1) Make it easy to share. SyFy capped its tweets with the #Sharknado hashtag then let the hashtag go free. If you didn't know about the movie, you at least knew about sharks and tornados. Hopefully, mashing the two together in one odd word would make you wonder what the heck it was all about. I saw plenty of tweets a day or two before the movie aired asking what the heck #Sharknado was. Lots of them who were not regular SyFy viewers took part on Thursday night because #Sharknado was ridiculously easy to share. Had a bad day at work? Blame it on #Sharknado. Weather looking a bit shady this afternoon? Look out for the #Sharknado! Don't like #Sharknado? Come up with your own mashup movie (Blizzaardvark anyone?) and slap the hashtag on it. Sharable. Easy.
2) Make it fun. Folks tweeted about Sharknado because what's not fun about the concept of downtown Los Angeles menaced by a sky full of tornado-flung sharks? People embraced the inherent silliness of the premise, amplified it, spun it into all sorts of silly (and sharable) permutations, and generally went to town. You may not want the enthusiasm for your event to go that far over the top (but maybe you will) and a good chunk of politics is serious business, but serious does not have to mean boring. Find the fun element in what you're doing, or create that element if none exists, and make sure people see it. Fun has a way of pulling people toward it, even if its small.
3) Make it something around which a spontaneous community can form easily. It's tricky to know what will attract people on social media and harder yet to predict exactly what will go "viral" and pull hundreds or thousands tweets a minute. You have a better chance of getting that little viral moment, though, if you give people a "place" around which they can gather friends. A television show, a movie premiere, a short conference, a speech -- all can serve as places around which people can gather for a couple of hours. Put together a hashtag, perhaps have a few people live-tweeting the event, broadcast it if at all possible, and give people a ready place to share what they see with their friends. That's all you can do. The community will form or it won't, but it surely won't form if you don't give it a place to form. But once it does, it'll only hold together for a little while, so watch it while it's there so you can...
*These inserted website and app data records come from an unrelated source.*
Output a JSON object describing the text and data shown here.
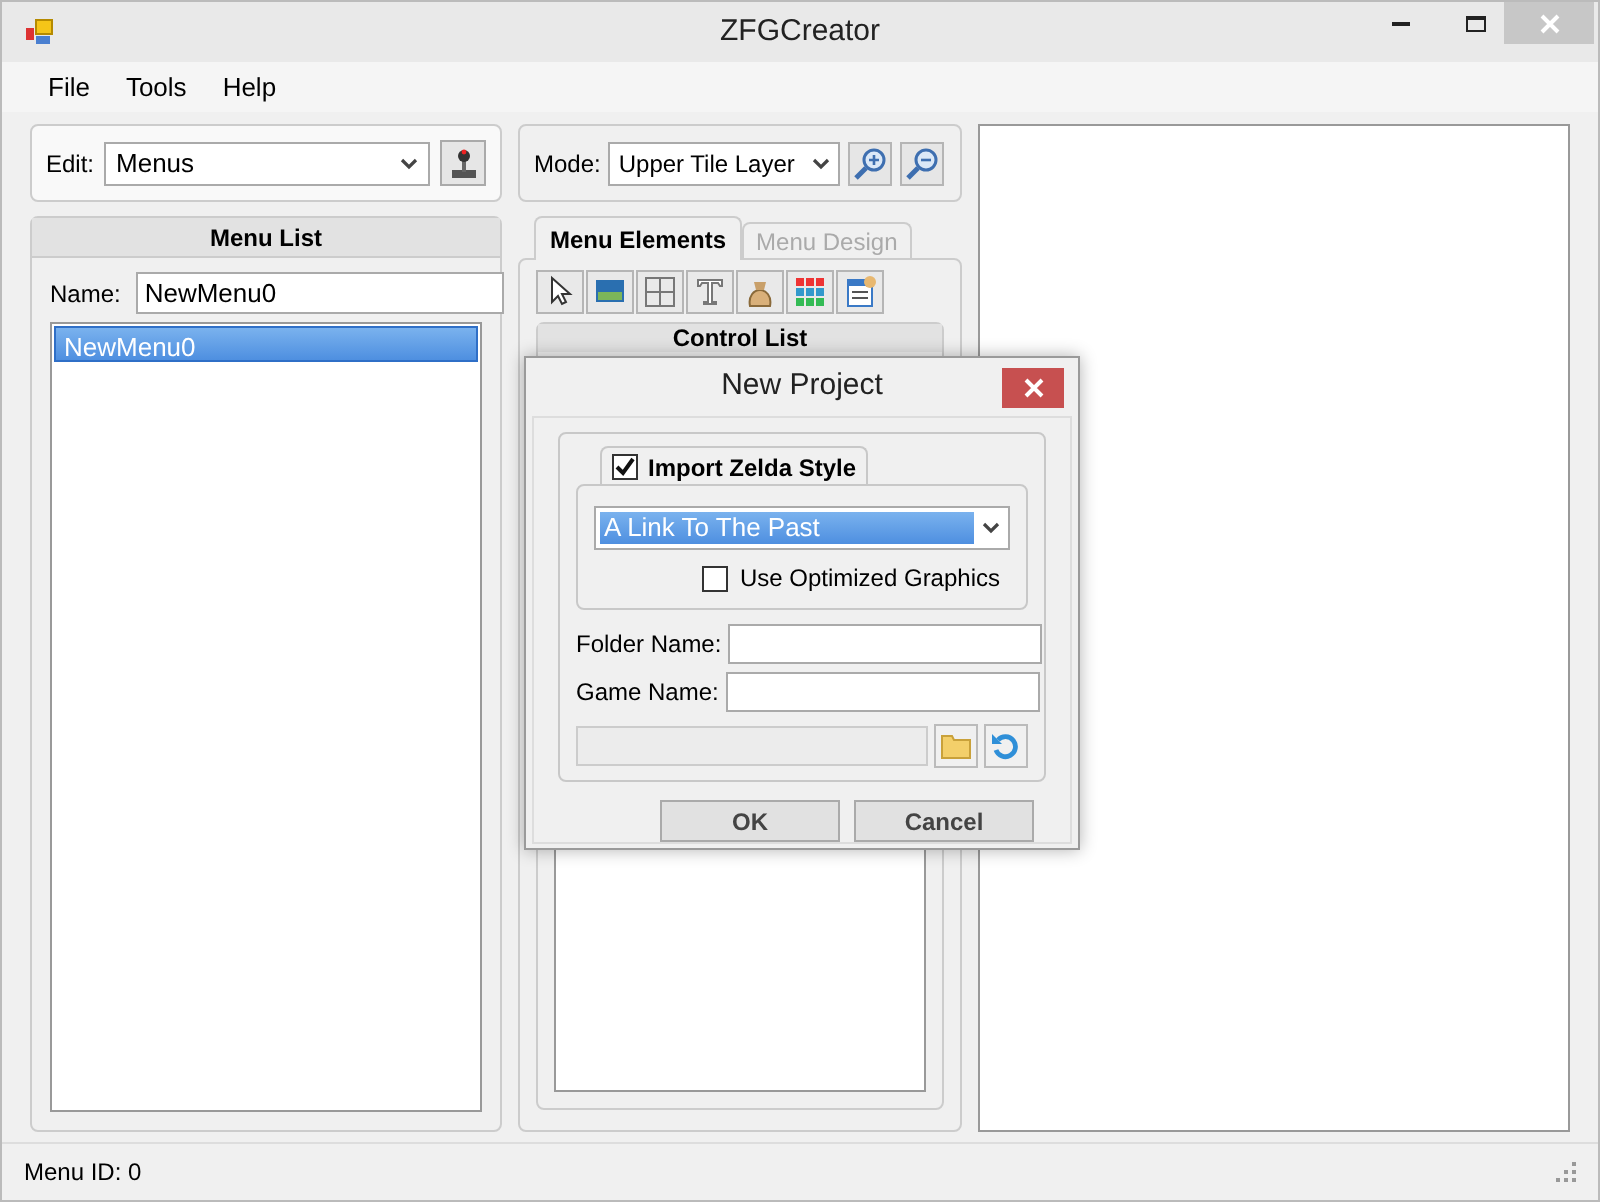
{
  "window": {
    "title": "ZFGCreator"
  },
  "menu": [
    "File",
    "Tools",
    "Help"
  ],
  "edit": {
    "label": "Edit:",
    "value": "Menus"
  },
  "mode": {
    "label": "Mode:",
    "value": "Upper Tile Layer"
  },
  "menu_list": {
    "title": "Menu List",
    "name_label": "Name:",
    "name_value": "NewMenu0",
    "items": [
      {
        "label": "NewMenu0",
        "selected": true
      }
    ]
  },
  "tabs": [
    {
      "label": "Menu Elements",
      "selected": true
    },
    {
      "label": "Menu Design",
      "selected": false
    }
  ],
  "control_list": {
    "title": "Control List"
  },
  "dialog": {
    "title": "New Project",
    "import": {
      "label": "Import Zelda Style",
      "checked": true
    },
    "style_value": "A Link To The Past",
    "optimized": {
      "label": "Use Optimized Graphics",
      "checked": false
    },
    "folder_label": "Folder Name:",
    "game_label": "Game Name:",
    "buttons": [
      "OK",
      "Cancel"
    ]
  },
  "status_bar": "Menu ID: 0"
}
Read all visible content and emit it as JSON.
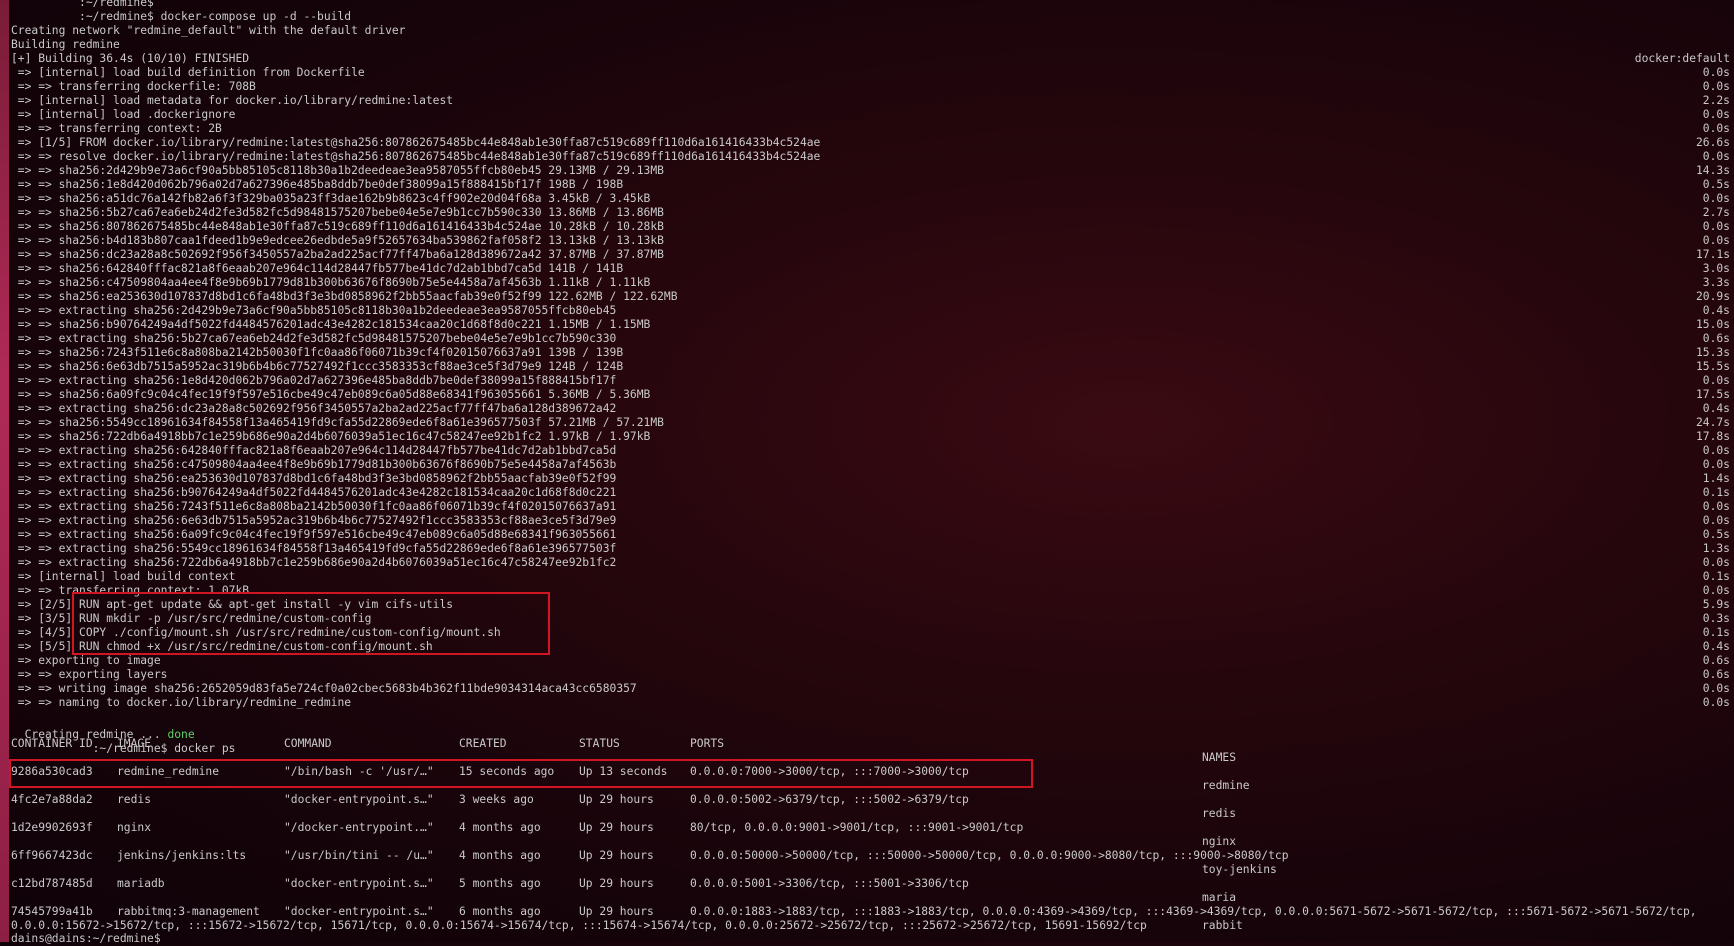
{
  "lines": [
    {
      "text": "          :~/redmine$",
      "time": ""
    },
    {
      "text": "          :~/redmine$ docker-compose up -d --build",
      "time": ""
    },
    {
      "text": "Creating network \"redmine_default\" with the default driver",
      "time": ""
    },
    {
      "text": "Building redmine",
      "time": ""
    },
    {
      "text": "[+] Building 36.4s (10/10) FINISHED",
      "time": "docker:default"
    },
    {
      "text": " => [internal] load build definition from Dockerfile",
      "time": "0.0s"
    },
    {
      "text": " => => transferring dockerfile: 708B",
      "time": "0.0s"
    },
    {
      "text": " => [internal] load metadata for docker.io/library/redmine:latest",
      "time": "2.2s"
    },
    {
      "text": " => [internal] load .dockerignore",
      "time": "0.0s"
    },
    {
      "text": " => => transferring context: 2B",
      "time": "0.0s"
    },
    {
      "text": " => [1/5] FROM docker.io/library/redmine:latest@sha256:807862675485bc44e848ab1e30ffa87c519c689ff110d6a161416433b4c524ae",
      "time": "26.6s"
    },
    {
      "text": " => => resolve docker.io/library/redmine:latest@sha256:807862675485bc44e848ab1e30ffa87c519c689ff110d6a161416433b4c524ae",
      "time": "0.0s"
    },
    {
      "text": " => => sha256:2d429b9e73a6cf90a5bb85105c8118b30a1b2deedeae3ea9587055ffcb80eb45 29.13MB / 29.13MB",
      "time": "14.3s"
    },
    {
      "text": " => => sha256:1e8d420d062b796a02d7a627396e485ba8ddb7be0def38099a15f888415bf17f 198B / 198B",
      "time": "0.5s"
    },
    {
      "text": " => => sha256:a51dc76a142fb82a6f3f329ba035a23ff3dae162b9b8623c4ff902e20d04f68a 3.45kB / 3.45kB",
      "time": "0.0s"
    },
    {
      "text": " => => sha256:5b27ca67ea6eb24d2fe3d582fc5d98481575207bebe04e5e7e9b1cc7b590c330 13.86MB / 13.86MB",
      "time": "2.7s"
    },
    {
      "text": " => => sha256:807862675485bc44e848ab1e30ffa87c519c689ff110d6a161416433b4c524ae 10.28kB / 10.28kB",
      "time": "0.0s"
    },
    {
      "text": " => => sha256:b4d183b807caa1fdeed1b9e9edcee26edbde5a9f52657634ba539862faf058f2 13.13kB / 13.13kB",
      "time": "0.0s"
    },
    {
      "text": " => => sha256:dc23a28a8c502692f956f3450557a2ba2ad225acf77ff47ba6a128d389672a42 37.87MB / 37.87MB",
      "time": "17.1s"
    },
    {
      "text": " => => sha256:642840fffac821a8f6eaab207e964c114d28447fb577be41dc7d2ab1bbd7ca5d 141B / 141B",
      "time": "3.0s"
    },
    {
      "text": " => => sha256:c47509804aa4ee4f8e9b69b1779d81b300b63676f8690b75e5e4458a7af4563b 1.11kB / 1.11kB",
      "time": "3.3s"
    },
    {
      "text": " => => sha256:ea253630d107837d8bd1c6fa48bd3f3e3bd0858962f2bb55aacfab39e0f52f99 122.62MB / 122.62MB",
      "time": "20.9s"
    },
    {
      "text": " => => extracting sha256:2d429b9e73a6cf90a5bb85105c8118b30a1b2deedeae3ea9587055ffcb80eb45",
      "time": "0.4s"
    },
    {
      "text": " => => sha256:b90764249a4df5022fd4484576201adc43e4282c181534caa20c1d68f8d0c221 1.15MB / 1.15MB",
      "time": "15.0s"
    },
    {
      "text": " => => extracting sha256:5b27ca67ea6eb24d2fe3d582fc5d98481575207bebe04e5e7e9b1cc7b590c330",
      "time": "0.6s"
    },
    {
      "text": " => => sha256:7243f511e6c8a808ba2142b50030f1fc0aa86f06071b39cf4f02015076637a91 139B / 139B",
      "time": "15.3s"
    },
    {
      "text": " => => sha256:6e63db7515a5952ac319b6b4b6c77527492f1ccc3583353cf88ae3ce5f3d79e9 124B / 124B",
      "time": "15.5s"
    },
    {
      "text": " => => extracting sha256:1e8d420d062b796a02d7a627396e485ba8ddb7be0def38099a15f888415bf17f",
      "time": "0.0s"
    },
    {
      "text": " => => sha256:6a09fc9c04c4fec19f9f597e516cbe49c47eb089c6a05d88e68341f963055661 5.36MB / 5.36MB",
      "time": "17.5s"
    },
    {
      "text": " => => extracting sha256:dc23a28a8c502692f956f3450557a2ba2ad225acf77ff47ba6a128d389672a42",
      "time": "0.4s"
    },
    {
      "text": " => => sha256:5549cc18961634f84558f13a465419fd9cfa55d22869ede6f8a61e396577503f 57.21MB / 57.21MB",
      "time": "24.7s"
    },
    {
      "text": " => => sha256:722db6a4918bb7c1e259b686e90a2d4b6076039a51ec16c47c58247ee92b1fc2 1.97kB / 1.97kB",
      "time": "17.8s"
    },
    {
      "text": " => => extracting sha256:642840fffac821a8f6eaab207e964c114d28447fb577be41dc7d2ab1bbd7ca5d",
      "time": "0.0s"
    },
    {
      "text": " => => extracting sha256:c47509804aa4ee4f8e9b69b1779d81b300b63676f8690b75e5e4458a7af4563b",
      "time": "0.0s"
    },
    {
      "text": " => => extracting sha256:ea253630d107837d8bd1c6fa48bd3f3e3bd0858962f2bb55aacfab39e0f52f99",
      "time": "1.4s"
    },
    {
      "text": " => => extracting sha256:b90764249a4df5022fd4484576201adc43e4282c181534caa20c1d68f8d0c221",
      "time": "0.1s"
    },
    {
      "text": " => => extracting sha256:7243f511e6c8a808ba2142b50030f1fc0aa86f06071b39cf4f02015076637a91",
      "time": "0.0s"
    },
    {
      "text": " => => extracting sha256:6e63db7515a5952ac319b6b4b6c77527492f1ccc3583353cf88ae3ce5f3d79e9",
      "time": "0.0s"
    },
    {
      "text": " => => extracting sha256:6a09fc9c04c4fec19f9f597e516cbe49c47eb089c6a05d88e68341f963055661",
      "time": "0.5s"
    },
    {
      "text": " => => extracting sha256:5549cc18961634f84558f13a465419fd9cfa55d22869ede6f8a61e396577503f",
      "time": "1.3s"
    },
    {
      "text": " => => extracting sha256:722db6a4918bb7c1e259b686e90a2d4b6076039a51ec16c47c58247ee92b1fc2",
      "time": "0.0s"
    },
    {
      "text": " => [internal] load build context",
      "time": "0.1s"
    },
    {
      "text": " => => transferring context: 1.07kB",
      "time": "0.0s"
    },
    {
      "text": " => [2/5] RUN apt-get update && apt-get install -y vim cifs-utils",
      "time": "5.9s"
    },
    {
      "text": " => [3/5] RUN mkdir -p /usr/src/redmine/custom-config",
      "time": "0.3s"
    },
    {
      "text": " => [4/5] COPY ./config/mount.sh /usr/src/redmine/custom-config/mount.sh",
      "time": "0.1s"
    },
    {
      "text": " => [5/5] RUN chmod +x /usr/src/redmine/custom-config/mount.sh",
      "time": "0.4s"
    },
    {
      "text": " => exporting to image",
      "time": "0.6s"
    },
    {
      "text": " => => exporting layers",
      "time": "0.6s"
    },
    {
      "text": " => => writing image sha256:2652059d83fa5e724cf0a02cbec5683b4b362f11bde9034314aca43cc6580357",
      "time": "0.0s"
    },
    {
      "text": " => => naming to docker.io/library/redmine_redmine",
      "time": "0.0s"
    }
  ],
  "creating": {
    "prefix": "Creating redmine ... ",
    "status": "done"
  },
  "ps_prompt": "          :~/redmine$ docker ps",
  "ps": {
    "headers": {
      "id": "CONTAINER ID",
      "image": "IMAGE",
      "command": "COMMAND",
      "created": "CREATED",
      "status": "STATUS",
      "ports": "PORTS",
      "names": "NAMES"
    },
    "rows": [
      {
        "id": "9286a530cad3",
        "image": "redmine_redmine",
        "command": "\"/bin/bash -c '/usr/…\"",
        "created": "15 seconds ago",
        "status": "Up 13 seconds",
        "ports": "0.0.0.0:7000->3000/tcp, :::7000->3000/tcp",
        "ports2": "",
        "name": "redmine"
      },
      {
        "id": "4fc2e7a88da2",
        "image": "redis",
        "command": "\"docker-entrypoint.s…\"",
        "created": "3 weeks ago",
        "status": "Up 29 hours",
        "ports": "0.0.0.0:5002->6379/tcp, :::5002->6379/tcp",
        "ports2": "",
        "name": "redis"
      },
      {
        "id": "1d2e9902693f",
        "image": "nginx",
        "command": "\"/docker-entrypoint.…\"",
        "created": "4 months ago",
        "status": "Up 29 hours",
        "ports": "80/tcp, 0.0.0.0:9001->9001/tcp, :::9001->9001/tcp",
        "ports2": "",
        "name": "nginx"
      },
      {
        "id": "6ff9667423dc",
        "image": "jenkins/jenkins:lts",
        "command": "\"/usr/bin/tini -- /u…\"",
        "created": "4 months ago",
        "status": "Up 29 hours",
        "ports": "0.0.0.0:50000->50000/tcp, :::50000->50000/tcp, 0.0.0.0:9000->8080/tcp, :::9000->8080/tcp",
        "ports2": "",
        "name": "toy-jenkins"
      },
      {
        "id": "c12bd787485d",
        "image": "mariadb",
        "command": "\"docker-entrypoint.s…\"",
        "created": "5 months ago",
        "status": "Up 29 hours",
        "ports": "0.0.0.0:5001->3306/tcp, :::5001->3306/tcp",
        "ports2": "",
        "name": "maria"
      },
      {
        "id": "74545799a41b",
        "image": "rabbitmq:3-management",
        "command": "\"docker-entrypoint.s…\"",
        "created": "6 months ago",
        "status": "Up 29 hours",
        "ports": "0.0.0.0:1883->1883/tcp, :::1883->1883/tcp, 0.0.0.0:4369->4369/tcp, :::4369->4369/tcp, 0.0.0.0:5671-5672->5671-5672/tcp, :::5671-5672->5671-5672/tcp,",
        "ports2": "0.0.0.0:15672->15672/tcp, :::15672->15672/tcp, 15671/tcp, 0.0.0.0:15674->15674/tcp, :::15674->15674/tcp, 0.0.0.0:25672->25672/tcp, :::25672->25672/tcp, 15691-15692/tcp",
        "name": "rabbit"
      }
    ]
  },
  "last_prompt": "dains@dains:~/redmine$",
  "colors": {
    "highlight": "#d01622",
    "done": "#5fcf6a",
    "background": "#1e050b"
  }
}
4) Follow up. SyFy didn't sit back and bask in the warmth of Sharknado afterglow. Its marketing and programming departments jumped on the success they created over the weekend. They announced a re-broadcast date (Sharknado viewing parties, anyone?) and put out word about the sequel talks. The director and writer jumped on interview opportunities early. Everyone involved knew it was important to tell folks more about who they are and what they are doing while everyone was looking in their direction. When your event goes Full Sharknado, you can be sure the excitement won't last, so don't lose the opportunity to burrow a little bit deeper into peoples' memories with a few well-places news items or interviews.
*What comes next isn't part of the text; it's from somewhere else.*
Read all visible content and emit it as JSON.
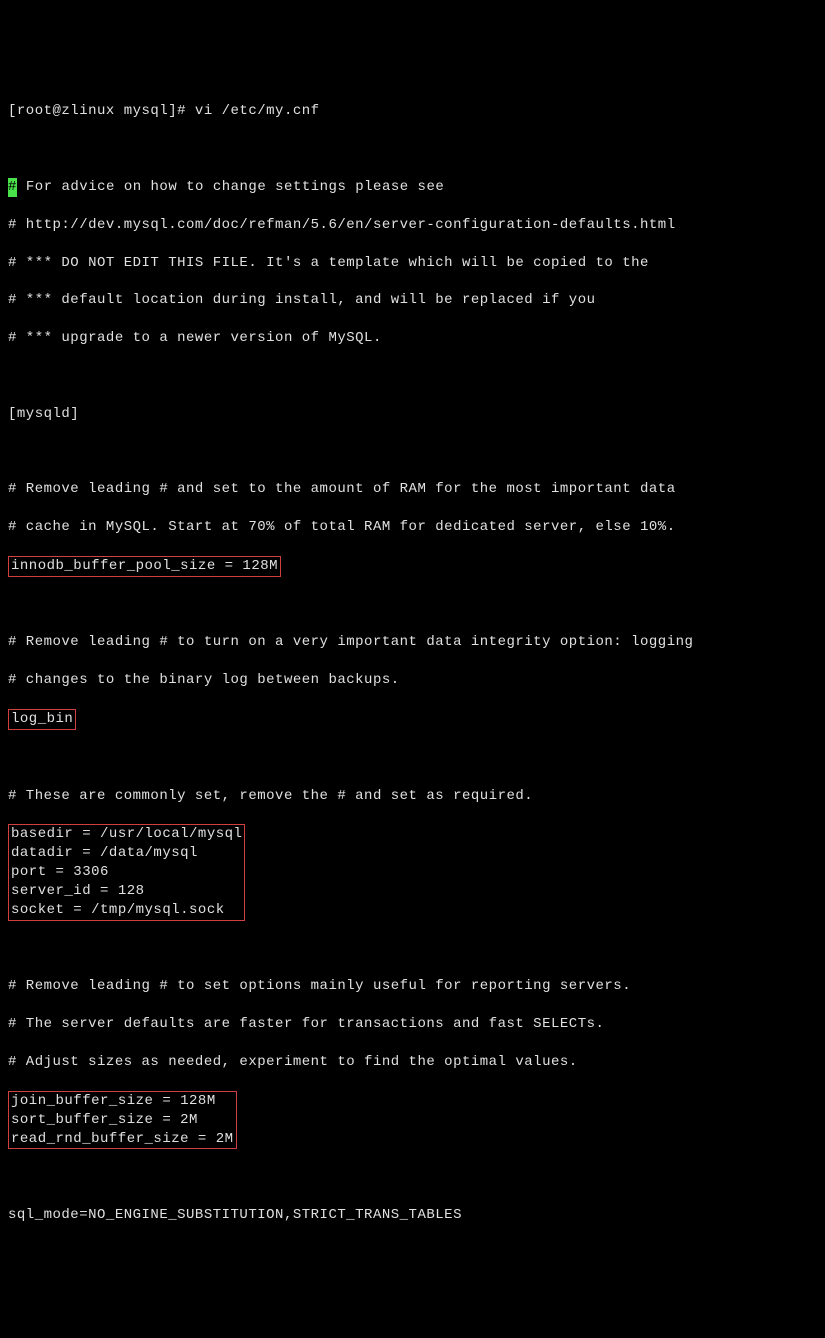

Now, go forth and create your own Sharknado. But leave Blizzaardvark alone. That's my baby.